[Data records for software interfaces]

========================

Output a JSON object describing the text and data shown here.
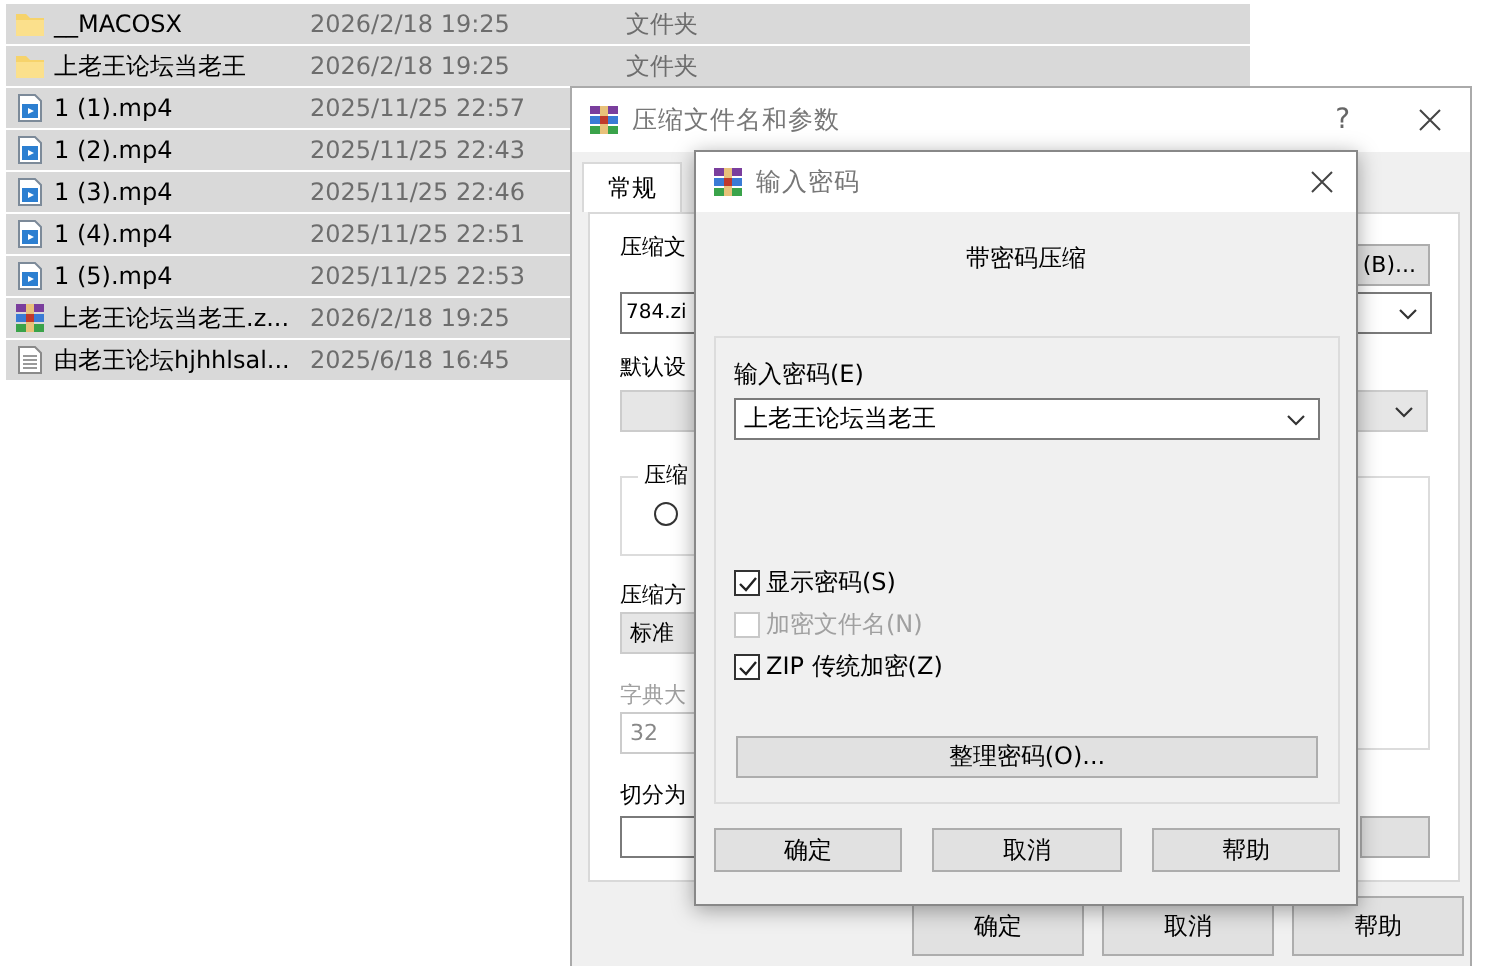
{
  "files": [
    {
      "name": "__MACOSX",
      "modified": "2026/2/18 19:25",
      "type": "文件夹",
      "kind": "folder",
      "selected": true
    },
    {
      "name": "上老王论坛当老王",
      "modified": "2026/2/18 19:25",
      "type": "文件夹",
      "kind": "folder",
      "selected": true
    },
    {
      "name": "1 (1).mp4",
      "modified": "2025/11/25 22:57",
      "kind": "video",
      "selected": true
    },
    {
      "name": "1 (2).mp4",
      "modified": "2025/11/25 22:43",
      "kind": "video",
      "selected": true
    },
    {
      "name": "1 (3).mp4",
      "modified": "2025/11/25 22:46",
      "kind": "video",
      "selected": true
    },
    {
      "name": "1 (4).mp4",
      "modified": "2025/11/25 22:51",
      "kind": "video",
      "selected": true
    },
    {
      "name": "1 (5).mp4",
      "modified": "2025/11/25 22:53",
      "kind": "video",
      "selected": true
    },
    {
      "name": "上老王论坛当老王.z...",
      "modified": "2026/2/18 19:25",
      "kind": "archive",
      "selected": true
    },
    {
      "name": "由老王论坛hjhhlsal...",
      "modified": "2025/6/18 16:45",
      "kind": "text",
      "selected": true
    }
  ],
  "archive_dialog": {
    "title": "压缩文件名和参数",
    "help": "?",
    "tabs": [
      {
        "label": "常规",
        "selected": true
      }
    ],
    "archive_name_label": "压缩文",
    "browse_button": "(B)...",
    "archive_name": "784.zi",
    "profile_label": "默认设",
    "format_group_label": "压缩",
    "format_radio": {
      "selected": false
    },
    "method_label": "压缩方",
    "method": "标准",
    "dictionary": {
      "label": "字典大",
      "value": "32",
      "disabled": true
    },
    "split_label": "切分为",
    "buttons": [
      "确定",
      "取消",
      "帮助"
    ]
  },
  "password_dialog": {
    "title": "输入密码",
    "heading": "带密码压缩",
    "password_label": "输入密码(E)",
    "password": "上老王论坛当老王",
    "options": [
      {
        "label": "显示密码(S)",
        "checked": true,
        "disabled": false
      },
      {
        "label": "加密文件名(N)",
        "checked": false,
        "disabled": true
      },
      {
        "label": "ZIP 传统加密(Z)",
        "checked": true,
        "disabled": false
      }
    ],
    "organize_button": "整理密码(O)...",
    "buttons": [
      "确定",
      "取消",
      "帮助"
    ]
  }
}
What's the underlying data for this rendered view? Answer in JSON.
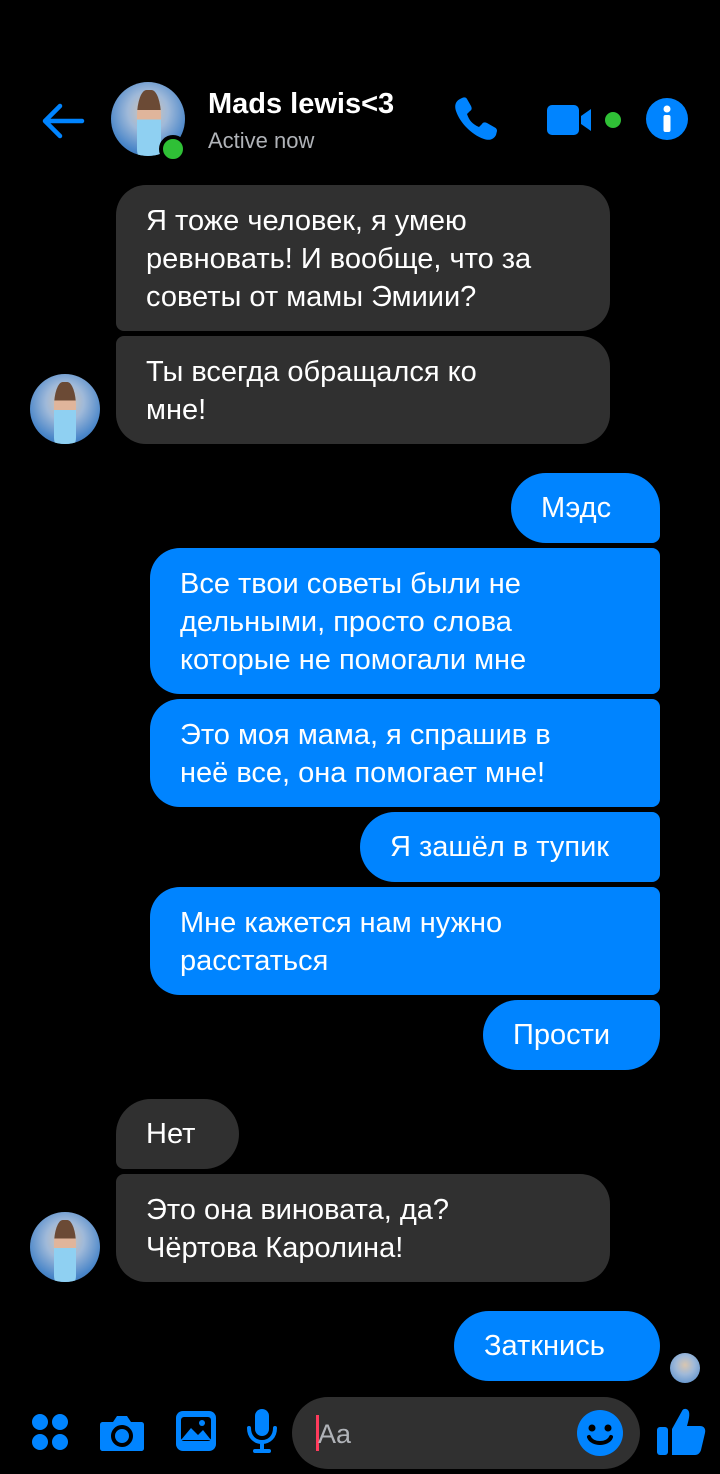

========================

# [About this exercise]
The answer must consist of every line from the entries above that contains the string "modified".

# [Output below]
      "modified": "2026/2/18 19:25",
      "modified": "2026/2/18 19:25",
      "modified": "2025/11/25 22:57",
      "modified": "2025/11/25 22:43",
      "modified": "2025/11/25 22:46",
      "modified": "2025/11/25 22:51",
      "modified": "2025/11/25 22:53",
      "modified": "2026/2/18 19:25",
      "modified": "2025/6/18 16:45",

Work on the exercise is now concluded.